“Patients should be prepared to engage in preventive services during office visits whenever time allows,” Dr. Michael V. Maciosek from HealthPartners Institute, Minneapolis, Minnesota told Reuters Health. “They should be prepared to make a commitment to follow-up with preventive care discussions with their physician by scheduling testing as needed, filling and taking prescribed medications, or adopting healthy behaviors.”
Working with the National Commission on Prevention, Maciosek and a panel of clinicians, insurance plan leaders, employers, government representatives, and academics joined forces to create a priority list of 28 preventive services that are both life-saving and cost-effective.
Having children get recommended vaccines, counseling to discourage young people from starting to use tobacco, and counseling adults to stop using tobacco achieved the highest possible life-extending and cost-effectiveness scores, the panel reported in Annals of Family Medicine.
Screening for alcohol misuse (with a brief intervention where necessary) and counseling on when to use low-dose aspirin also prolonged life and saved money.
Other highly rated services included screening for high blood pressure, high cholesterol, cervical cancer and colorectal cancer, and sexually transmitted diseases (STD).
“All of the services on the list are evidence-based and most provide good value in terms of the health benefits they provide compared to cost, even if they do not save money,” Maciosek said in an email.
“Physicians, patients, clinic policy, and support systems can make the most of available time and resources by addressing the highest-value preventive services before moving on to other evidence-based services,” he added.
Dr. George Isham from HealthPartners Institute, who wrote an editorial related to this report, told Reuters Health by email, “Not all recommended services have the same positive preventive impact. Some are far more valuable in securing a longer and disease-free life than others . . . . (Patients) should pay particular attention to the top recommendations and insure that their physicians are doing whatever they can to see that those top recommendations are provided to them as services.”
“The top recommendations should also become the top priorities for their personal wellness and health improvement programs,” Isham said.
He added that if complete coverage of preventive services is eliminated by a repeal of the Affordable Care Act, people “should look to their employers for help on these topics through workplace health improvement programs . . . They should advocate for employer coverage for these services.”
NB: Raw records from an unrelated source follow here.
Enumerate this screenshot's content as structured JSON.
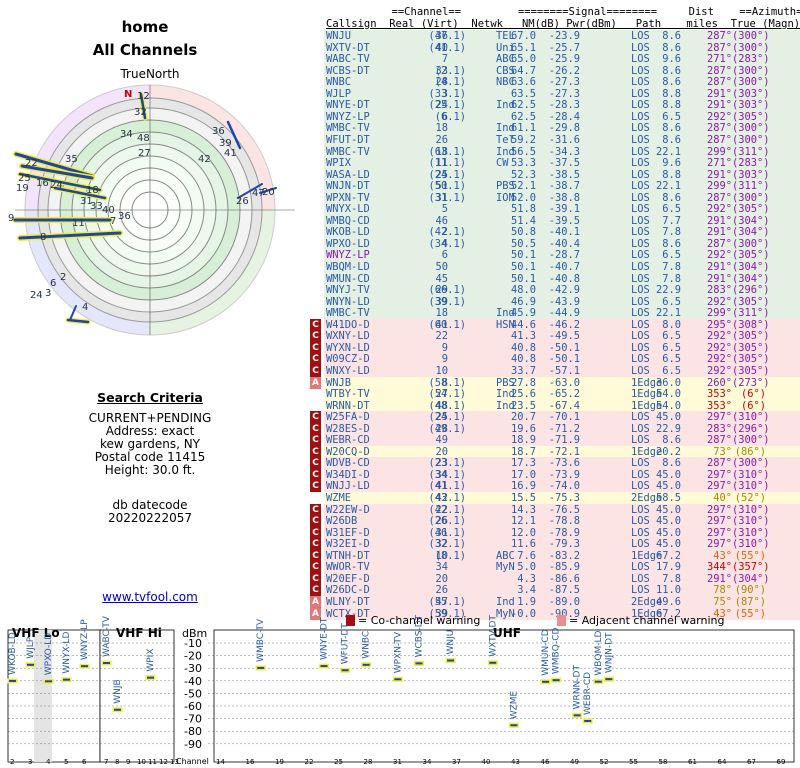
{
  "header": {
    "location": "home",
    "subtitle": "All Channels",
    "north_label": "TrueNorth"
  },
  "search": {
    "title": "Search Criteria",
    "lines": [
      "CURRENT+PENDING",
      "Address: exact",
      "kew gardens, NY",
      "Postal code 11415",
      "Height: 30.0 ft."
    ],
    "datecode_label": "db datecode",
    "datecode": "20220222057",
    "link": "www.tvfool.com"
  },
  "table": {
    "header1": "           ==Channel==         ========Signal========     Dist    ==Azimuth==",
    "header2": "Callsign  Real (Virt)  Netwk   NM(dB) Pwr(dBm)   Path    miles  True (Magn)",
    "rows": [
      {
        "call": "WNJU",
        "real": "36",
        "virt": "(47.1)",
        "net": "TEL",
        "nm": "67.0",
        "pwr": "-23.9",
        "path": "LOS",
        "dist": "8.6",
        "az": "287°",
        "mag": "(300°)",
        "band": "green",
        "flag": ""
      },
      {
        "call": "WXTV-DT",
        "real": "40",
        "virt": "(41.1)",
        "net": "Uni",
        "nm": "65.1",
        "pwr": "-25.7",
        "path": "LOS",
        "dist": "8.6",
        "az": "287°",
        "mag": "(300°)",
        "band": "green",
        "flag": ""
      },
      {
        "call": "WABC-TV",
        "real": "7",
        "virt": "",
        "net": "ABC",
        "nm": "65.0",
        "pwr": "-25.9",
        "path": "LOS",
        "dist": "9.6",
        "az": "271°",
        "mag": "(283°)",
        "band": "green",
        "flag": ""
      },
      {
        "call": "WCBS-DT",
        "real": "33",
        "virt": "(2.1)",
        "net": "CBS",
        "nm": "64.7",
        "pwr": "-26.2",
        "path": "LOS",
        "dist": "8.6",
        "az": "287°",
        "mag": "(300°)",
        "band": "green",
        "flag": ""
      },
      {
        "call": "WNBC",
        "real": "28",
        "virt": "(4.1)",
        "net": "NBC",
        "nm": "63.6",
        "pwr": "-27.3",
        "path": "LOS",
        "dist": "8.6",
        "az": "287°",
        "mag": "(300°)",
        "band": "green",
        "flag": ""
      },
      {
        "call": "WJLP",
        "real": "3",
        "virt": "(33.1)",
        "net": "",
        "nm": "63.5",
        "pwr": "-27.3",
        "path": "LOS",
        "dist": "8.8",
        "az": "291°",
        "mag": "(303°)",
        "band": "green",
        "flag": ""
      },
      {
        "call": "WNYE-DT",
        "real": "24",
        "virt": "(25.1)",
        "net": "Ind",
        "nm": "62.5",
        "pwr": "-28.3",
        "path": "LOS",
        "dist": "8.8",
        "az": "291°",
        "mag": "(303°)",
        "band": "green",
        "flag": ""
      },
      {
        "call": "WNYZ-LP",
        "real": "6",
        "virt": "(6.1)",
        "net": "",
        "nm": "62.5",
        "pwr": "-28.4",
        "path": "LOS",
        "dist": "6.5",
        "az": "292°",
        "mag": "(305°)",
        "band": "green",
        "flag": ""
      },
      {
        "call": "WMBC-TV",
        "real": "18",
        "virt": "",
        "net": "Ind",
        "nm": "61.1",
        "pwr": "-29.8",
        "path": "LOS",
        "dist": "8.6",
        "az": "287°",
        "mag": "(300°)",
        "band": "green",
        "flag": ""
      },
      {
        "call": "WFUT-DT",
        "real": "26",
        "virt": "",
        "net": "Tel",
        "nm": "59.2",
        "pwr": "-31.6",
        "path": "LOS",
        "dist": "8.6",
        "az": "287°",
        "mag": "(300°)",
        "band": "green",
        "flag": ""
      },
      {
        "call": "WMBC-TV",
        "real": "18",
        "virt": "(63.1)",
        "net": "Ind",
        "nm": "56.5",
        "pwr": "-34.3",
        "path": "LOS",
        "dist": "22.1",
        "az": "299°",
        "mag": "(311°)",
        "band": "green",
        "flag": ""
      },
      {
        "call": "WPIX",
        "real": "11",
        "virt": "(11.1)",
        "net": "CW",
        "nm": "53.3",
        "pwr": "-37.5",
        "path": "LOS",
        "dist": "9.6",
        "az": "271°",
        "mag": "(283°)",
        "band": "green",
        "flag": ""
      },
      {
        "call": "WASA-LD",
        "real": "25",
        "virt": "(24.1)",
        "net": "",
        "nm": "52.3",
        "pwr": "-38.5",
        "path": "LOS",
        "dist": "8.8",
        "az": "291°",
        "mag": "(303°)",
        "band": "green",
        "flag": ""
      },
      {
        "call": "WNJN-DT",
        "real": "51",
        "virt": "(50.1)",
        "net": "PBS",
        "nm": "52.1",
        "pwr": "-38.7",
        "path": "LOS",
        "dist": "22.1",
        "az": "299°",
        "mag": "(311°)",
        "band": "green",
        "flag": ""
      },
      {
        "call": "WPXN-TV",
        "real": "31",
        "virt": "(31.1)",
        "net": "ION",
        "nm": "52.0",
        "pwr": "-38.8",
        "path": "LOS",
        "dist": "8.6",
        "az": "287°",
        "mag": "(300°)",
        "band": "green",
        "flag": ""
      },
      {
        "call": "WNYX-LD",
        "real": "5",
        "virt": "",
        "net": "",
        "nm": "51.8",
        "pwr": "-39.1",
        "path": "LOS",
        "dist": "6.5",
        "az": "292°",
        "mag": "(305°)",
        "band": "green",
        "flag": ""
      },
      {
        "call": "WMBQ-CD",
        "real": "46",
        "virt": "",
        "net": "",
        "nm": "51.4",
        "pwr": "-39.5",
        "path": "LOS",
        "dist": "7.7",
        "az": "291°",
        "mag": "(304°)",
        "band": "green",
        "flag": ""
      },
      {
        "call": "WKOB-LD",
        "real": "2",
        "virt": "(42.1)",
        "net": "",
        "nm": "50.8",
        "pwr": "-40.1",
        "path": "LOS",
        "dist": "7.8",
        "az": "291°",
        "mag": "(304°)",
        "band": "green",
        "flag": ""
      },
      {
        "call": "WPXO-LD",
        "real": "4",
        "virt": "(34.1)",
        "net": "",
        "nm": "50.5",
        "pwr": "-40.4",
        "path": "LOS",
        "dist": "8.6",
        "az": "287°",
        "mag": "(300°)",
        "band": "green",
        "flag": ""
      },
      {
        "call": "WNYZ-LP",
        "real": "6",
        "virt": "",
        "net": "",
        "nm": "50.1",
        "pwr": "-28.7",
        "path": "LOS",
        "dist": "6.5",
        "az": "292°",
        "mag": "(305°)",
        "band": "green",
        "flag": "",
        "purple": true
      },
      {
        "call": "WBQM-LD",
        "real": "50",
        "virt": "",
        "net": "",
        "nm": "50.1",
        "pwr": "-40.7",
        "path": "LOS",
        "dist": "7.8",
        "az": "291°",
        "mag": "(304°)",
        "band": "green",
        "flag": ""
      },
      {
        "call": "WMUN-CD",
        "real": "45",
        "virt": "",
        "net": "",
        "nm": "50.1",
        "pwr": "-40.8",
        "path": "LOS",
        "dist": "7.8",
        "az": "291°",
        "mag": "(304°)",
        "band": "green",
        "flag": ""
      },
      {
        "call": "WNYJ-TV",
        "real": "29",
        "virt": "(66.1)",
        "net": "",
        "nm": "48.0",
        "pwr": "-42.9",
        "path": "LOS",
        "dist": "22.9",
        "az": "283°",
        "mag": "(296°)",
        "band": "green",
        "flag": ""
      },
      {
        "call": "WNYN-LD",
        "real": "39",
        "virt": "(39.1)",
        "net": "",
        "nm": "46.9",
        "pwr": "-43.9",
        "path": "LOS",
        "dist": "6.5",
        "az": "292°",
        "mag": "(305°)",
        "band": "green",
        "flag": ""
      },
      {
        "call": "WMBC-TV",
        "real": "18",
        "virt": "",
        "net": "Ind",
        "nm": "45.9",
        "pwr": "-44.9",
        "path": "LOS",
        "dist": "22.1",
        "az": "299°",
        "mag": "(311°)",
        "band": "green",
        "flag": ""
      },
      {
        "call": "W41DO-D",
        "real": "41",
        "virt": "(60.1)",
        "net": "HSN",
        "nm": "44.6",
        "pwr": "-46.2",
        "path": "LOS",
        "dist": "8.0",
        "az": "295°",
        "mag": "(308°)",
        "band": "pink",
        "flag": "C"
      },
      {
        "call": "WXNY-LD",
        "real": "22",
        "virt": "",
        "net": "",
        "nm": "41.3",
        "pwr": "-49.5",
        "path": "LOS",
        "dist": "6.5",
        "az": "292°",
        "mag": "(305°)",
        "band": "pink",
        "flag": "C"
      },
      {
        "call": "WYXN-LD",
        "real": "9",
        "virt": "",
        "net": "",
        "nm": "40.8",
        "pwr": "-50.1",
        "path": "LOS",
        "dist": "6.5",
        "az": "292°",
        "mag": "(305°)",
        "band": "pink",
        "flag": "C"
      },
      {
        "call": "W09CZ-D",
        "real": "9",
        "virt": "",
        "net": "",
        "nm": "40.8",
        "pwr": "-50.1",
        "path": "LOS",
        "dist": "6.5",
        "az": "292°",
        "mag": "(305°)",
        "band": "pink",
        "flag": "C"
      },
      {
        "call": "WNXY-LD",
        "real": "10",
        "virt": "",
        "net": "",
        "nm": "33.7",
        "pwr": "-57.1",
        "path": "LOS",
        "dist": "6.5",
        "az": "292°",
        "mag": "(305°)",
        "band": "pink",
        "flag": "C"
      },
      {
        "call": "WNJB",
        "real": "8",
        "virt": "(58.1)",
        "net": "PBS",
        "nm": "27.8",
        "pwr": "-63.0",
        "path": "1Edge",
        "dist": "36.0",
        "az": "260°",
        "mag": "(273°)",
        "band": "yellow",
        "flag": "A"
      },
      {
        "call": "WTBY-TV",
        "real": "27",
        "virt": "(54.1)",
        "net": "Ind",
        "nm": "25.6",
        "pwr": "-65.2",
        "path": "1Edge",
        "dist": "54.0",
        "az": "353°",
        "mag": "(6°)",
        "band": "yellow",
        "flag": "",
        "azcolor": "#c00"
      },
      {
        "call": "WRNN-DT",
        "real": "48",
        "virt": "(48.1)",
        "net": "Ind",
        "nm": "23.5",
        "pwr": "-67.4",
        "path": "1Edge",
        "dist": "54.0",
        "az": "353°",
        "mag": "(6°)",
        "band": "yellow",
        "flag": "",
        "azcolor": "#c00"
      },
      {
        "call": "W25FA-D",
        "real": "25",
        "virt": "(24.1)",
        "net": "",
        "nm": "20.7",
        "pwr": "-70.1",
        "path": "LOS",
        "dist": "45.0",
        "az": "297°",
        "mag": "(310°)",
        "band": "pink",
        "flag": "C"
      },
      {
        "call": "W28ES-D",
        "real": "28",
        "virt": "(49.1)",
        "net": "",
        "nm": "19.6",
        "pwr": "-71.2",
        "path": "LOS",
        "dist": "22.9",
        "az": "283°",
        "mag": "(296°)",
        "band": "pink",
        "flag": "C"
      },
      {
        "call": "WEBR-CD",
        "real": "49",
        "virt": "",
        "net": "",
        "nm": "18.9",
        "pwr": "-71.9",
        "path": "LOS",
        "dist": "8.6",
        "az": "287°",
        "mag": "(300°)",
        "band": "pink",
        "flag": "C"
      },
      {
        "call": "W20CQ-D",
        "real": "20",
        "virt": "",
        "net": "",
        "nm": "18.7",
        "pwr": "-72.1",
        "path": "1Edge",
        "dist": "20.2",
        "az": "73°",
        "mag": "(86°)",
        "band": "yellow",
        "flag": "C",
        "azcolor": "#a80"
      },
      {
        "call": "WDVB-CD",
        "real": "23",
        "virt": "(23.1)",
        "net": "",
        "nm": "17.3",
        "pwr": "-73.6",
        "path": "LOS",
        "dist": "8.6",
        "az": "287°",
        "mag": "(300°)",
        "band": "pink",
        "flag": "C"
      },
      {
        "call": "W34DI-D",
        "real": "34",
        "virt": "(34.1)",
        "net": "",
        "nm": "17.0",
        "pwr": "-73.9",
        "path": "LOS",
        "dist": "45.0",
        "az": "297°",
        "mag": "(310°)",
        "band": "pink",
        "flag": "C"
      },
      {
        "call": "WNJJ-LD",
        "real": "41",
        "virt": "(41.1)",
        "net": "",
        "nm": "16.9",
        "pwr": "-74.0",
        "path": "LOS",
        "dist": "45.0",
        "az": "297°",
        "mag": "(310°)",
        "band": "pink",
        "flag": "C"
      },
      {
        "call": "WZME",
        "real": "42",
        "virt": "(43.1)",
        "net": "",
        "nm": "15.5",
        "pwr": "-75.3",
        "path": "2Edge",
        "dist": "58.5",
        "az": "40°",
        "mag": "(52°)",
        "band": "yellow",
        "flag": "",
        "azcolor": "#a80"
      },
      {
        "call": "W22EW-D",
        "real": "22",
        "virt": "(42.1)",
        "net": "",
        "nm": "14.3",
        "pwr": "-76.5",
        "path": "LOS",
        "dist": "45.0",
        "az": "297°",
        "mag": "(310°)",
        "band": "pink",
        "flag": "C"
      },
      {
        "call": "W26DB",
        "real": "26",
        "virt": "(26.1)",
        "net": "",
        "nm": "12.1",
        "pwr": "-78.8",
        "path": "LOS",
        "dist": "45.0",
        "az": "297°",
        "mag": "(310°)",
        "band": "pink",
        "flag": "C"
      },
      {
        "call": "W31EF-D",
        "real": "31",
        "virt": "(46.1)",
        "net": "",
        "nm": "12.0",
        "pwr": "-78.9",
        "path": "LOS",
        "dist": "45.0",
        "az": "297°",
        "mag": "(310°)",
        "band": "pink",
        "flag": "C"
      },
      {
        "call": "W32EI-D",
        "real": "32",
        "virt": "(32.1)",
        "net": "",
        "nm": "11.6",
        "pwr": "-79.3",
        "path": "LOS",
        "dist": "45.0",
        "az": "297°",
        "mag": "(310°)",
        "band": "pink",
        "flag": "C"
      },
      {
        "call": "WTNH-DT",
        "real": "10",
        "virt": "(8.1)",
        "net": "ABC",
        "nm": "7.6",
        "pwr": "-83.2",
        "path": "1Edge",
        "dist": "67.2",
        "az": "43°",
        "mag": "(55°)",
        "band": "pink",
        "flag": "C",
        "azcolor": "#d60"
      },
      {
        "call": "WWOR-TV",
        "real": "34",
        "virt": "",
        "net": "MyN",
        "nm": "5.0",
        "pwr": "-85.9",
        "path": "LOS",
        "dist": "17.9",
        "az": "344°",
        "mag": "(357°)",
        "band": "pink",
        "flag": "C",
        "azcolor": "#c00"
      },
      {
        "call": "W20EF-D",
        "real": "20",
        "virt": "",
        "net": "",
        "nm": "4.3",
        "pwr": "-86.6",
        "path": "LOS",
        "dist": "7.8",
        "az": "291°",
        "mag": "(304°)",
        "band": "pink",
        "flag": "C"
      },
      {
        "call": "W26DC-D",
        "real": "26",
        "virt": "",
        "net": "",
        "nm": "3.4",
        "pwr": "-87.5",
        "path": "LOS",
        "dist": "11.0",
        "az": "78°",
        "mag": "(90°)",
        "band": "pink",
        "flag": "C",
        "azcolor": "#a80"
      },
      {
        "call": "WLNY-DT",
        "real": "47",
        "virt": "(55.1)",
        "net": "Ind",
        "nm": "1.9",
        "pwr": "-89.0",
        "path": "2Edge",
        "dist": "49.6",
        "az": "75°",
        "mag": "(87°)",
        "band": "pink",
        "flag": "A",
        "azcolor": "#a80"
      },
      {
        "call": "WCTX-DT",
        "real": "39",
        "virt": "(59.1)",
        "net": "MyN",
        "nm": "-0.0",
        "pwr": "-90.9",
        "path": "1Edge",
        "dist": "67.2",
        "az": "43°",
        "mag": "(55°)",
        "band": "pink",
        "flag": "A",
        "azcolor": "#d60"
      }
    ]
  },
  "legend": {
    "co_channel": "= Co-channel warning",
    "adjacent": "= Adjacent channel warning",
    "co_flag": "C",
    "adj_flag": "A"
  },
  "spectrum": {
    "vhf_lo": "VHF Lo",
    "vhf_hi": "VHF Hi",
    "uhf": "UHF",
    "dbm": "dBm",
    "channel_label": "Channel",
    "dbm_ticks": [
      "-10",
      "-20",
      "-30",
      "-40",
      "-50",
      "-60",
      "-70",
      "-80",
      "-90"
    ],
    "lo_ticks": [
      "2",
      "3",
      "4",
      "5",
      "6"
    ],
    "hi_ticks": [
      "7",
      "8",
      "9",
      "10",
      "11",
      "12",
      "13"
    ],
    "uhf_ticks": [
      "14",
      "16",
      "19",
      "22",
      "25",
      "28",
      "31",
      "34",
      "37",
      "40",
      "43",
      "46",
      "49",
      "52",
      "55",
      "58",
      "61",
      "64",
      "67",
      "69"
    ],
    "markers": [
      {
        "ch": "2",
        "label": "WKOB-LD",
        "dbm": -40.1
      },
      {
        "ch": "3",
        "label": "WJLP",
        "dbm": -27.3
      },
      {
        "ch": "4",
        "label": "WPXO-LD",
        "dbm": -40.4
      },
      {
        "ch": "5",
        "label": "WNYX-LD",
        "dbm": -39.1
      },
      {
        "ch": "6",
        "label": "WNYZ-LP",
        "dbm": -28.4
      },
      {
        "ch": "7",
        "label": "WABC-TV",
        "dbm": -25.9
      },
      {
        "ch": "8",
        "label": "WNJB",
        "dbm": -63.0
      },
      {
        "ch": "11",
        "label": "WPIX",
        "dbm": -37.5
      },
      {
        "ch": "18",
        "label": "WMBC-TV",
        "dbm": -29.8
      },
      {
        "ch": "24",
        "label": "WNYE-DT",
        "dbm": -28.3
      },
      {
        "ch": "26",
        "label": "WFUT-DT",
        "dbm": -31.6
      },
      {
        "ch": "28",
        "label": "WNBC",
        "dbm": -27.3
      },
      {
        "ch": "31",
        "label": "WPXN-TV",
        "dbm": -38.8
      },
      {
        "ch": "33",
        "label": "WCBS-DT",
        "dbm": -26.2
      },
      {
        "ch": "36",
        "label": "WNJU",
        "dbm": -23.9
      },
      {
        "ch": "40",
        "label": "WXTV-DT",
        "dbm": -25.7
      },
      {
        "ch": "45",
        "label": "WMUN-CD",
        "dbm": -40.8
      },
      {
        "ch": "46",
        "label": "WMBQ-CD",
        "dbm": -39.5
      },
      {
        "ch": "50",
        "label": "WBQM-LD",
        "dbm": -40.7
      },
      {
        "ch": "51",
        "label": "WNJN-DT",
        "dbm": -38.7
      },
      {
        "ch": "48",
        "label": "WRNN-DT",
        "dbm": -67.4
      },
      {
        "ch": "49",
        "label": "WEBR-CD",
        "dbm": -71.9
      },
      {
        "ch": "42",
        "label": "WZME",
        "dbm": -75.3
      }
    ]
  },
  "polar": {
    "north": "N",
    "labels": [
      "12",
      "32",
      "34",
      "48",
      "27",
      "36",
      "39",
      "41",
      "42",
      "35",
      "26",
      "47",
      "20",
      "22",
      "25",
      "19",
      "16",
      "24",
      "18",
      "31",
      "33",
      "40",
      "36",
      "11",
      "7",
      "9",
      "8",
      "6",
      "2",
      "24",
      "3",
      "4"
    ]
  }
}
For anyone without insurance, or in a newly designed plan without complete coverage of preventive services, “knowing what has the biggest potential impact among the recommended preventive services could be useful in making decisions about which services are most important to purchase given very limited resources,” Isham said.
Dr. Kirsten Bibbins-Domingo, chair of the government-backed U.S. Preventive Services Task Force (USPSTF), told Reuters Health by email, “This study reaffirms the importance that clinical prevention plays in improving the quality and length of life for patients in the U.S. The U.S. Preventive Services Task Force . . . welcome(s) studies like this that highlight the importance of prevention and hope that they increase awareness among patients, clinicians, and policymakers about which preventive services are beneficial, so that patients can continue to receive the care that they need to stay healthy."
Bibbins-Domingo pointed out that while cost-effectiveness factored heavily into the results of this study, the USPSTF “does not consider cost when issuing its recommendations. By not considering cost, the Task Force maintains a clear focus on the science of clinical effectiveness (aka ‘what works’) of each preventive service it reviews.”
SOURCES: bit.ly/2iefBxO, bit.ly/2jwNgz7, bit.ly/2j2ifnB, bit.ly/2jF9vqF, bit.ly/2ihu0V4 and bit.ly/2jF80c9 Annals of Family Medicine, January/February 2017.